It's a safety net for those who might lose their health insurance. Here are the rules regarding your eligibility, how long your rights last and how much it'll cost you.
If you've lost your job, don't panic yet about losing your health coverage, too. You could be eligible for the continuation of your benefits.
A federal law known as COBRA (short for the Consolidated Omnibus Budget Reconciliation Act of 1985) provides a vital bridge between health plans for qualified workers, their spouses and their dependent children when their health insurance otherwise might be cut off. Because of that security, COBRA has been hailed as a much-needed safety net for families in the midst of crisis, such as unemployment, divorce or death.
Under COBRA, if you voluntarily resign from a job or are terminated for any reason other than "gross misconduct" you are guaranteed the right to continue your former employer's group plan as individual or family health care coverage for up to 18 months, at your own
expense. In many cases, your spouse and dependent children also are eligible for COBRA coverage, sometimes for as long as three years. However, individual plans -- that is, plans you buy on your own, rather than through work or an association -- are not subject to COBRA law, and once you lose that coverage, you won't be able to get an extension under COBRA.
Are you eligible for COBRA?
In general, three groups of people, known as beneficiaries, are eligible for COBRA coverage: employees or former employees in private business, their spouses and their dependent children. One of several types of "qualifying events" must occur in order to trigger COBRA, as outlined in the chart below. You then are eligible to buy COBRA for the maximum coverage period as determined by your beneficiary status and the qualifying event.

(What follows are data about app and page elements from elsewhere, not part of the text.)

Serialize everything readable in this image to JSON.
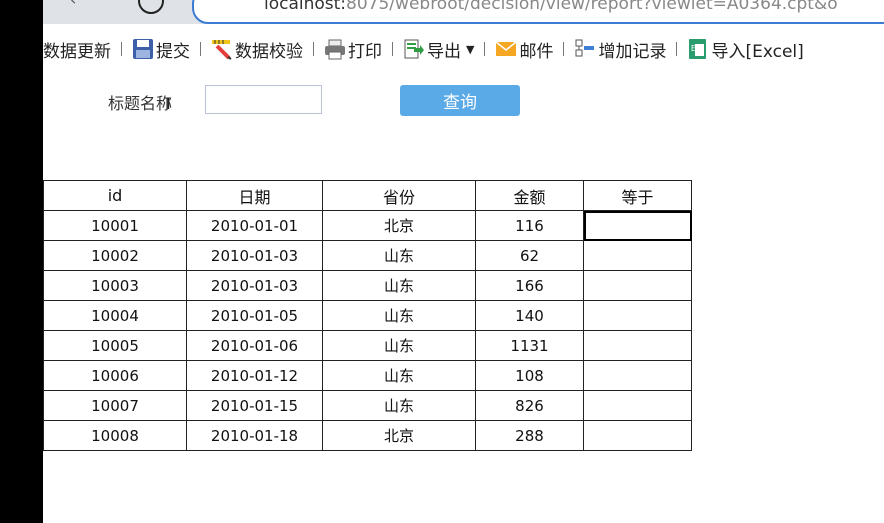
{
  "browser": {
    "url_prefix": "localhost:",
    "url_rest": "8075/webroot/decision/view/report?viewlet=A0364.cpt&o"
  },
  "toolbar": {
    "items": [
      {
        "label": "数据更新",
        "icon": "refresh"
      },
      {
        "label": "提交",
        "icon": "floppy-disk-icon"
      },
      {
        "label": "数据校验",
        "icon": "pencil-ruler-icon"
      },
      {
        "label": "打印",
        "icon": "printer-icon"
      },
      {
        "label": "导出",
        "icon": "export-icon"
      },
      {
        "label": "邮件",
        "icon": "mail-icon"
      },
      {
        "label": "增加记录",
        "icon": "add-record-icon"
      },
      {
        "label": "导入[Excel]",
        "icon": "excel-icon"
      }
    ]
  },
  "form": {
    "title_label": "标题名称",
    "title_value": "",
    "query_button": "查询"
  },
  "table": {
    "headers": [
      "id",
      "日期",
      "省份",
      "金额",
      "等于"
    ],
    "rows": [
      [
        "10001",
        "2010-01-01",
        "北京",
        "116",
        ""
      ],
      [
        "10002",
        "2010-01-03",
        "山东",
        "62",
        ""
      ],
      [
        "10003",
        "2010-01-03",
        "山东",
        "166",
        ""
      ],
      [
        "10004",
        "2010-01-05",
        "山东",
        "140",
        ""
      ],
      [
        "10005",
        "2010-01-06",
        "山东",
        "1131",
        ""
      ],
      [
        "10006",
        "2010-01-12",
        "山东",
        "108",
        ""
      ],
      [
        "10007",
        "2010-01-15",
        "山东",
        "826",
        ""
      ],
      [
        "10008",
        "2010-01-18",
        "北京",
        "288",
        ""
      ]
    ]
  },
  "colors": {
    "query_button": "#5aaae8",
    "url_border": "#3b7bd4"
  }
}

Remember: You don't have to stay on COBRA the whole time -- nor will you always be able to -- if different coverage comes along.
COBRA coverage periods